### Work instructions
What you return should match the entries below exactly, only without the images.

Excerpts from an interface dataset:
== == ==

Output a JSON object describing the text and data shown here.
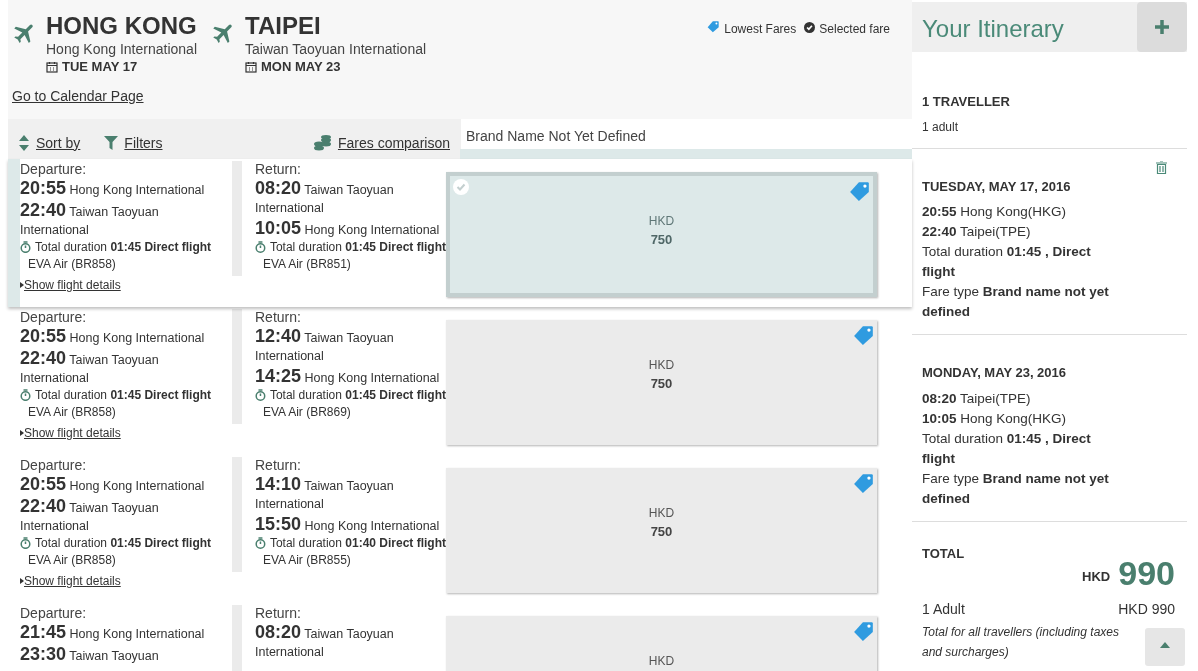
{
  "route": [
    {
      "city": "HONG KONG",
      "airport": "Hong Kong International",
      "date": "TUE MAY 17"
    },
    {
      "city": "TAIPEI",
      "airport": "Taiwan Taoyuan International",
      "date": "MON MAY 23"
    }
  ],
  "legend": [
    "Lowest Fares",
    "Selected fare"
  ],
  "calendar_link": "Go to Calendar Page",
  "toolbar": [
    {
      "kind": "sort",
      "label": "Sort by"
    },
    {
      "kind": "filter",
      "label": "Filters"
    },
    {
      "kind": "compare",
      "label": "Fares comparison"
    }
  ],
  "brand_header": "Brand Name Not Yet Defined",
  "results": [
    {
      "selected": true,
      "outbound": {
        "label": "Departure:",
        "segments": [
          {
            "time": "20:55",
            "airport": "Hong Kong International"
          },
          {
            "time": "22:40",
            "airport": "Taiwan Taoyuan International"
          }
        ],
        "duration": "Total duration **01:45 Direct flight**",
        "airline": "EVA Air (BR858)"
      },
      "inbound": {
        "label": "Return:",
        "segments": [
          {
            "time": "08:20",
            "airport": "Taiwan Taoyuan International"
          },
          {
            "time": "10:05",
            "airport": "Hong Kong International"
          }
        ],
        "duration": "Total duration **01:45 Direct flight**",
        "airline": "EVA Air (BR851)"
      },
      "details_link": "Show flight details",
      "fare": {
        "currency": "HKD",
        "price": "750",
        "lowest": true
      }
    },
    {
      "selected": false,
      "outbound": {
        "label": "Departure:",
        "segments": [
          {
            "time": "20:55",
            "airport": "Hong Kong International"
          },
          {
            "time": "22:40",
            "airport": "Taiwan Taoyuan International"
          }
        ],
        "duration": "Total duration **01:45 Direct flight**",
        "airline": "EVA Air (BR858)"
      },
      "inbound": {
        "label": "Return:",
        "segments": [
          {
            "time": "12:40",
            "airport": "Taiwan Taoyuan International"
          },
          {
            "time": "14:25",
            "airport": "Hong Kong International"
          }
        ],
        "duration": "Total duration **01:45 Direct flight**",
        "airline": "EVA Air (BR869)"
      },
      "details_link": "Show flight details",
      "fare": {
        "currency": "HKD",
        "price": "750",
        "lowest": true
      }
    },
    {
      "selected": false,
      "outbound": {
        "label": "Departure:",
        "segments": [
          {
            "time": "20:55",
            "airport": "Hong Kong International"
          },
          {
            "time": "22:40",
            "airport": "Taiwan Taoyuan International"
          }
        ],
        "duration": "Total duration **01:45 Direct flight**",
        "airline": "EVA Air (BR858)"
      },
      "inbound": {
        "label": "Return:",
        "segments": [
          {
            "time": "14:10",
            "airport": "Taiwan Taoyuan International"
          },
          {
            "time": "15:50",
            "airport": "Hong Kong International"
          }
        ],
        "duration": "Total duration **01:40 Direct flight**",
        "airline": "EVA Air (BR855)"
      },
      "details_link": "Show flight details",
      "fare": {
        "currency": "HKD",
        "price": "750",
        "lowest": true
      }
    },
    {
      "selected": false,
      "outbound": {
        "label": "Departure:",
        "segments": [
          {
            "time": "21:45",
            "airport": "Hong Kong International"
          },
          {
            "time": "23:30",
            "airport": "Taiwan Taoyuan"
          }
        ]
      },
      "inbound": {
        "label": "Return:",
        "segments": [
          {
            "time": "08:20",
            "airport": "Taiwan Taoyuan International"
          }
        ]
      },
      "fare": {
        "currency": "HKD",
        "lowest": true
      }
    }
  ],
  "itinerary": {
    "title": "Your Itinerary",
    "travellers_heading": "1 TRAVELLER",
    "travellers": "1 adult",
    "legs": [
      {
        "date": "TUESDAY, MAY 17, 2016",
        "deletable": true,
        "lines": [
          "**20:55** Hong Kong(HKG)",
          "**22:40** Taipei(TPE)",
          "Total duration **01:45 , Direct flight**",
          "Fare type **Brand name not yet defined**"
        ]
      },
      {
        "date": "MONDAY, MAY 23, 2016",
        "deletable": false,
        "lines": [
          "**08:20** Taipei(TPE)",
          "**10:05** Hong Kong(HKG)",
          "Total duration **01:45 , Direct flight**",
          "Fare type **Brand name not yet defined**"
        ]
      }
    ],
    "total_heading": "TOTAL",
    "total_currency": "HKD",
    "total_amount": "990",
    "passenger": "1 Adult",
    "passenger_amount": "HKD 990",
    "note": "Total for all travellers (including taxes and surcharges)"
  }
}
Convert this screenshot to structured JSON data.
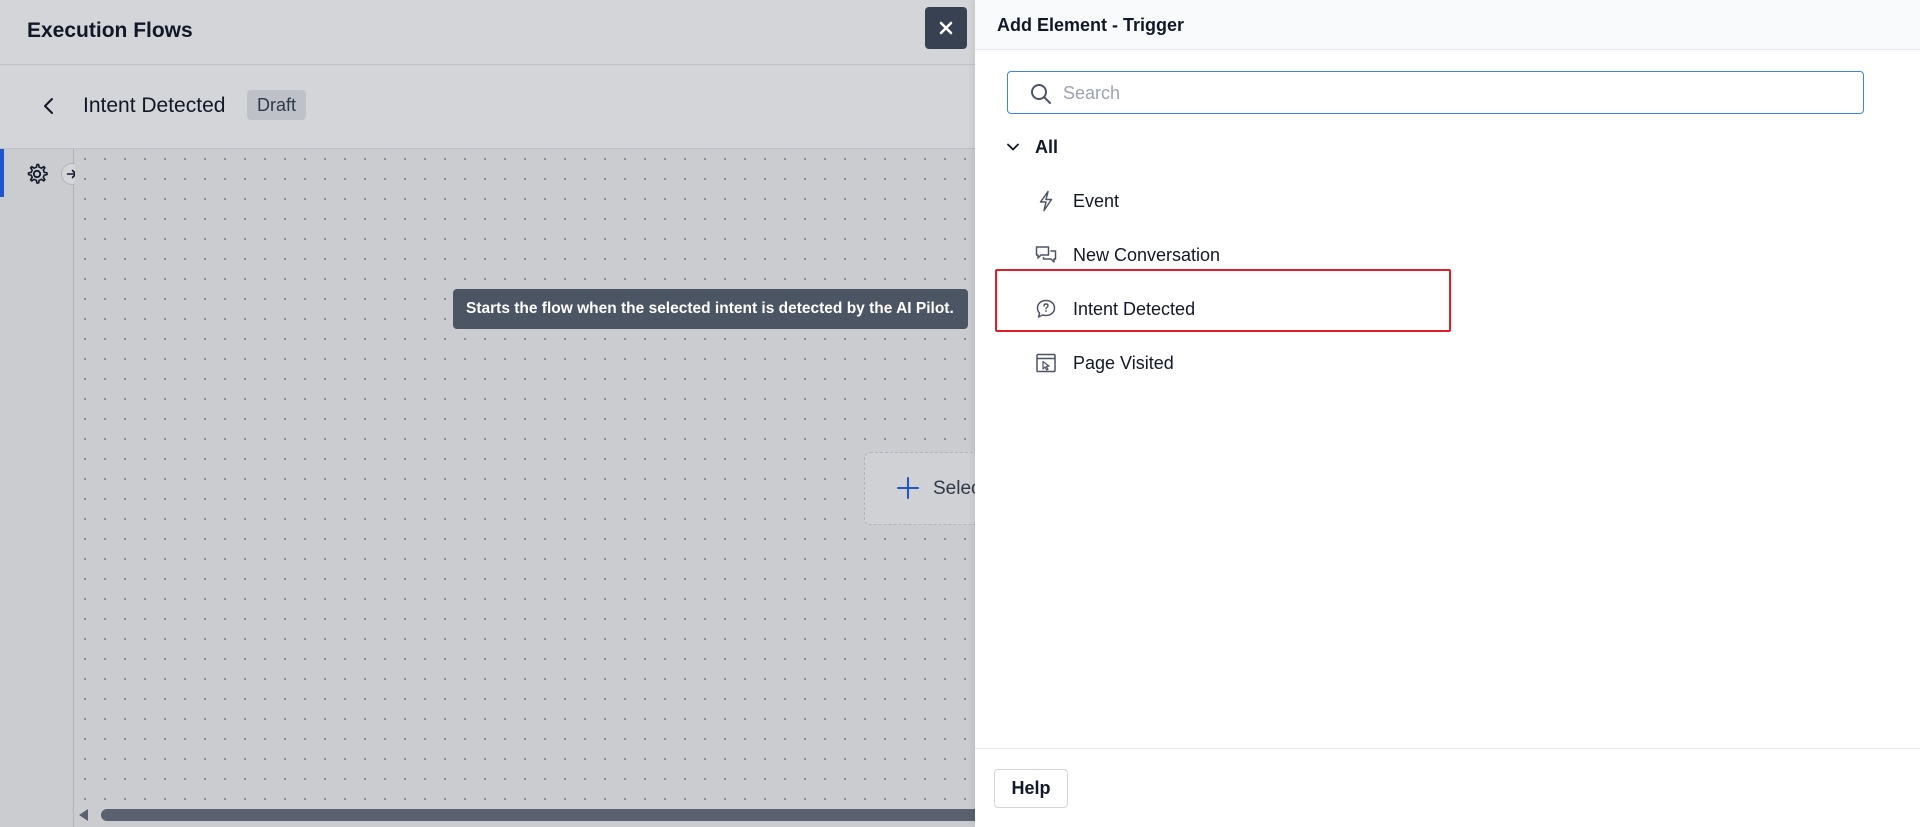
{
  "app": {
    "title": "Execution Flows",
    "flow_name": "Intent Detected",
    "status_badge": "Draft"
  },
  "canvas": {
    "tooltip": "Starts the flow when the selected intent is detected by the AI Pilot.",
    "select_card_label": "Selec"
  },
  "drawer": {
    "title": "Add Element - Trigger",
    "search": {
      "placeholder": "Search",
      "value": ""
    },
    "group": {
      "label": "All",
      "expanded": true
    },
    "items": [
      {
        "label": "Event",
        "icon": "lightning-icon"
      },
      {
        "label": "New Conversation",
        "icon": "chat-bubbles-icon"
      },
      {
        "label": "Intent Detected",
        "icon": "question-bubble-icon",
        "highlighted": true
      },
      {
        "label": "Page Visited",
        "icon": "page-cursor-icon"
      }
    ],
    "help_label": "Help"
  },
  "colors": {
    "accent": "#2563eb",
    "highlight": "#e11d28",
    "tooltip_bg": "#4b5563",
    "close_button_bg": "#374151"
  }
}
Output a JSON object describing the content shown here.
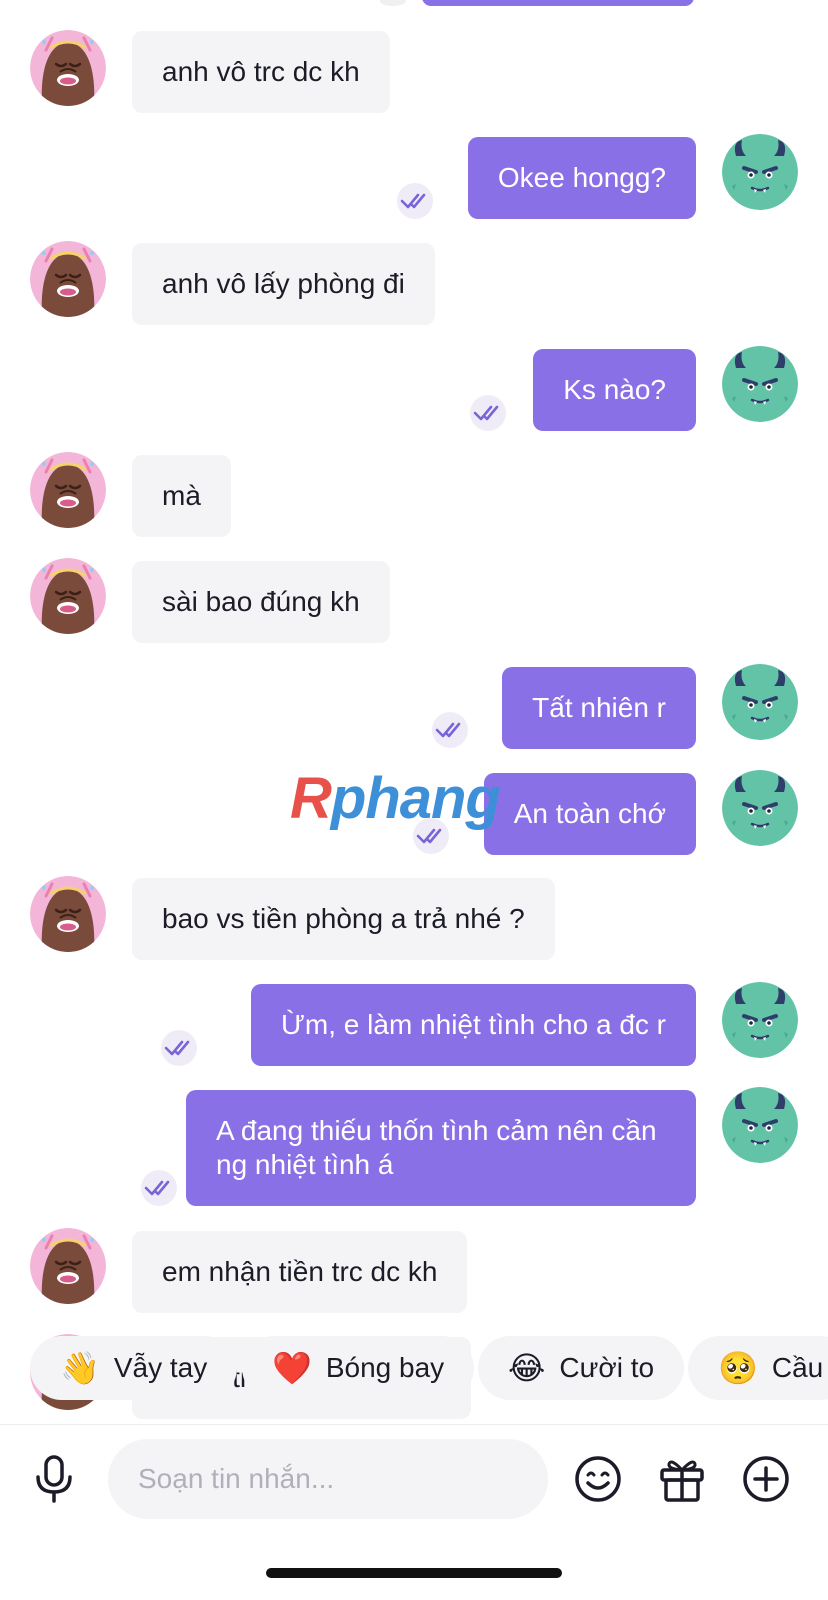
{
  "conversation": {
    "messages": [
      {
        "side": "in",
        "text": "anh vô trc dc kh"
      },
      {
        "side": "out",
        "text": "Okee hongg?"
      },
      {
        "side": "in",
        "text": "anh vô lấy phòng đi"
      },
      {
        "side": "out",
        "text": "Ks nào?"
      },
      {
        "side": "in",
        "text": "mà"
      },
      {
        "side": "in",
        "text": "sài bao đúng kh"
      },
      {
        "side": "out",
        "text": "Tất nhiên r"
      },
      {
        "side": "out",
        "text": "An toàn chớ"
      },
      {
        "side": "in",
        "text": "bao vs tiền phòng a trả nhé ?"
      },
      {
        "side": "out",
        "text": "Ừm, e làm nhiệt tình cho a đc r"
      },
      {
        "side": "out",
        "text": "A đang thiếu thốn tình cảm nên cần ng nhiệt tình á"
      },
      {
        "side": "in",
        "text": "em nhận tiền trc dc kh"
      },
      {
        "side": "in",
        "text": "nhận trc khi vào việc á"
      }
    ]
  },
  "watermark": {
    "first": "R",
    "rest": "phang"
  },
  "quick_reactions": [
    {
      "emoji": "👋",
      "label": "Vẫy tay"
    },
    {
      "emoji": "❤️",
      "label": "Bóng bay"
    },
    {
      "emoji": "😂",
      "label": "Cười to"
    },
    {
      "emoji": "🥺",
      "label": "Cầu"
    }
  ],
  "composer": {
    "placeholder": "Soạn tin nhắn...",
    "icons": [
      "microphone-icon",
      "sticker-smile-icon",
      "gift-icon",
      "add-circle-icon"
    ]
  },
  "colors": {
    "outgoing_bubble": "#8a70e6",
    "incoming_bubble": "#f4f4f6",
    "accent": "#8a70e6"
  }
}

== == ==

### Answer to this exercise
Output a JSON object describing the text and data shown here.
{
  "route": [
    {
      "city": "HONG KONG",
      "airport": "Hong Kong International",
      "date": "TUE MAY 17"
    },
    {
      "city": "TAIPEI",
      "airport": "Taiwan Taoyuan International",
      "date": "MON MAY 23"
    }
  ],
  "legend": [
    "Lowest Fares",
    "Selected fare"
  ],
  "calendar_link": "Go to Calendar Page",
  "toolbar": [
    {
      "kind": "sort",
      "label": "Sort by"
    },
    {
      "kind": "filter",
      "label": "Filters"
    },
    {
      "kind": "compare",
      "label": "Fares comparison"
    }
  ],
  "brand_header": "Brand Name Not Yet Defined",
  "results": [
    {
      "selected": true,
      "outbound": {
        "label": "Departure:",
        "segments": [
          {
            "time": "20:55",
            "airport": "Hong Kong International"
          },
          {
            "time": "22:40",
            "airport": "Taiwan Taoyuan International"
          }
        ],
        "duration": "Total duration **01:45 Direct flight**",
        "airline": "EVA Air (BR858)"
      },
      "inbound": {
        "label": "Return:",
        "segments": [
          {
            "time": "08:20",
            "airport": "Taiwan Taoyuan International"
          },
          {
            "time": "10:05",
            "airport": "Hong Kong International"
          }
        ],
        "duration": "Total duration **01:45 Direct flight**",
        "airline": "EVA Air (BR851)"
      },
      "details_link": "Show flight details",
      "fare": {
        "currency": "HKD",
        "price": "750",
        "lowest": true
      }
    },
    {
      "selected": false,
      "outbound": {
        "label": "Departure:",
        "segments": [
          {
            "time": "20:55",
            "airport": "Hong Kong International"
          },
          {
            "time": "22:40",
            "airport": "Taiwan Taoyuan International"
          }
        ],
        "duration": "Total duration **01:45 Direct flight**",
        "airline": "EVA Air (BR858)"
      },
      "inbound": {
        "label": "Return:",
        "segments": [
          {
            "time": "12:40",
            "airport": "Taiwan Taoyuan International"
          },
          {
            "time": "14:25",
            "airport": "Hong Kong International"
          }
        ],
        "duration": "Total duration **01:45 Direct flight**",
        "airline": "EVA Air (BR869)"
      },
      "details_link": "Show flight details",
      "fare": {
        "currency": "HKD",
        "price": "750",
        "lowest": true
      }
    },
    {
      "selected": false,
      "outbound": {
        "label": "Departure:",
        "segments": [
          {
            "time": "20:55",
            "airport": "Hong Kong International"
          },
          {
            "time": "22:40",
            "airport": "Taiwan Taoyuan International"
          }
        ],
        "duration": "Total duration **01:45 Direct flight**",
        "airline": "EVA Air (BR858)"
      },
      "inbound": {
        "label": "Return:",
        "segments": [
          {
            "time": "14:10",
            "airport": "Taiwan Taoyuan International"
          },
          {
            "time": "15:50",
            "airport": "Hong Kong International"
          }
        ],
        "duration": "Total duration **01:40 Direct flight**",
        "airline": "EVA Air (BR855)"
      },
      "details_link": "Show flight details",
      "fare": {
        "currency": "HKD",
        "price": "750",
        "lowest": true
      }
    },
    {
      "selected": false,
      "outbound": {
        "label": "Departure:",
        "segments": [
          {
            "time": "21:45",
            "airport": "Hong Kong International"
          },
          {
            "time": "23:30",
            "airport": "Taiwan Taoyuan"
          }
        ]
      },
      "inbound": {
        "label": "Return:",
        "segments": [
          {
            "time": "08:20",
            "airport": "Taiwan Taoyuan International"
          }
        ]
      },
      "fare": {
        "currency": "HKD",
        "lowest": true
      }
    }
  ],
  "itinerary": {
    "title": "Your Itinerary",
    "travellers_heading": "1 TRAVELLER",
    "travellers": "1 adult",
    "legs": [
      {
        "date": "TUESDAY, MAY 17, 2016",
        "deletable": true,
        "lines": [
          "**20:55** Hong Kong(HKG)",
          "**22:40** Taipei(TPE)",
          "Total duration **01:45 , Direct flight**",
          "Fare type **Brand name not yet defined**"
        ]
      },
      {
        "date": "MONDAY, MAY 23, 2016",
        "deletable": false,
        "lines": [
          "**08:20** Taipei(TPE)",
          "**10:05** Hong Kong(HKG)",
          "Total duration **01:45 , Direct flight**",
          "Fare type **Brand name not yet defined**"
        ]
      }
    ],
    "total_heading": "TOTAL",
    "total_currency": "HKD",
    "total_amount": "990",
    "passenger": "1 Adult",
    "passenger_amount": "HKD 990",
    "note": "Total for all travellers (including taxes and surcharges)"
  }
}
Convert this screenshot to structured JSON data.
{
  "app": {
    "title": "Execution Flows",
    "flow_name": "Intent Detected",
    "status_badge": "Draft"
  },
  "canvas": {
    "tooltip": "Starts the flow when the selected intent is detected by the AI Pilot.",
    "select_card_label": "Selec"
  },
  "drawer": {
    "title": "Add Element - Trigger",
    "search": {
      "placeholder": "Search",
      "value": ""
    },
    "group": {
      "label": "All",
      "expanded": true
    },
    "items": [
      {
        "label": "Event",
        "icon": "lightning-icon"
      },
      {
        "label": "New Conversation",
        "icon": "chat-bubbles-icon"
      },
      {
        "label": "Intent Detected",
        "icon": "question-bubble-icon",
        "highlighted": true
      },
      {
        "label": "Page Visited",
        "icon": "page-cursor-icon"
      }
    ],
    "help_label": "Help"
  },
  "colors": {
    "accent": "#2563eb",
    "highlight": "#e11d28",
    "tooltip_bg": "#4b5563",
    "close_button_bg": "#374151"
  }
}
Output a JSON object describing the content shown here.
{
  "conversation": {
    "messages": [
      {
        "side": "in",
        "text": "anh vô trc dc kh"
      },
      {
        "side": "out",
        "text": "Okee hongg?"
      },
      {
        "side": "in",
        "text": "anh vô lấy phòng đi"
      },
      {
        "side": "out",
        "text": "Ks nào?"
      },
      {
        "side": "in",
        "text": "mà"
      },
      {
        "side": "in",
        "text": "sài bao đúng kh"
      },
      {
        "side": "out",
        "text": "Tất nhiên r"
      },
      {
        "side": "out",
        "text": "An toàn chớ"
      },
      {
        "side": "in",
        "text": "bao vs tiền phòng a trả nhé ?"
      },
      {
        "side": "out",
        "text": "Ừm, e làm nhiệt tình cho a đc r"
      },
      {
        "side": "out",
        "text": "A đang thiếu thốn tình cảm nên cần ng nhiệt tình á"
      },
      {
        "side": "in",
        "text": "em nhận tiền trc dc kh"
      },
      {
        "side": "in",
        "text": "nhận trc khi vào việc á"
      }
    ]
  },
  "watermark": {
    "first": "R",
    "rest": "phang"
  },
  "quick_reactions": [
    {
      "emoji": "👋",
      "label": "Vẫy tay"
    },
    {
      "emoji": "❤️",
      "label": "Bóng bay"
    },
    {
      "emoji": "😂",
      "label": "Cười to"
    },
    {
      "emoji": "🥺",
      "label": "Cầu"
    }
  ],
  "composer": {
    "placeholder": "Soạn tin nhắn...",
    "icons": [
      "microphone-icon",
      "sticker-smile-icon",
      "gift-icon",
      "add-circle-icon"
    ]
  },
  "colors": {
    "outgoing_bubble": "#8a70e6",
    "incoming_bubble": "#f4f4f6",
    "accent": "#8a70e6"
  }
}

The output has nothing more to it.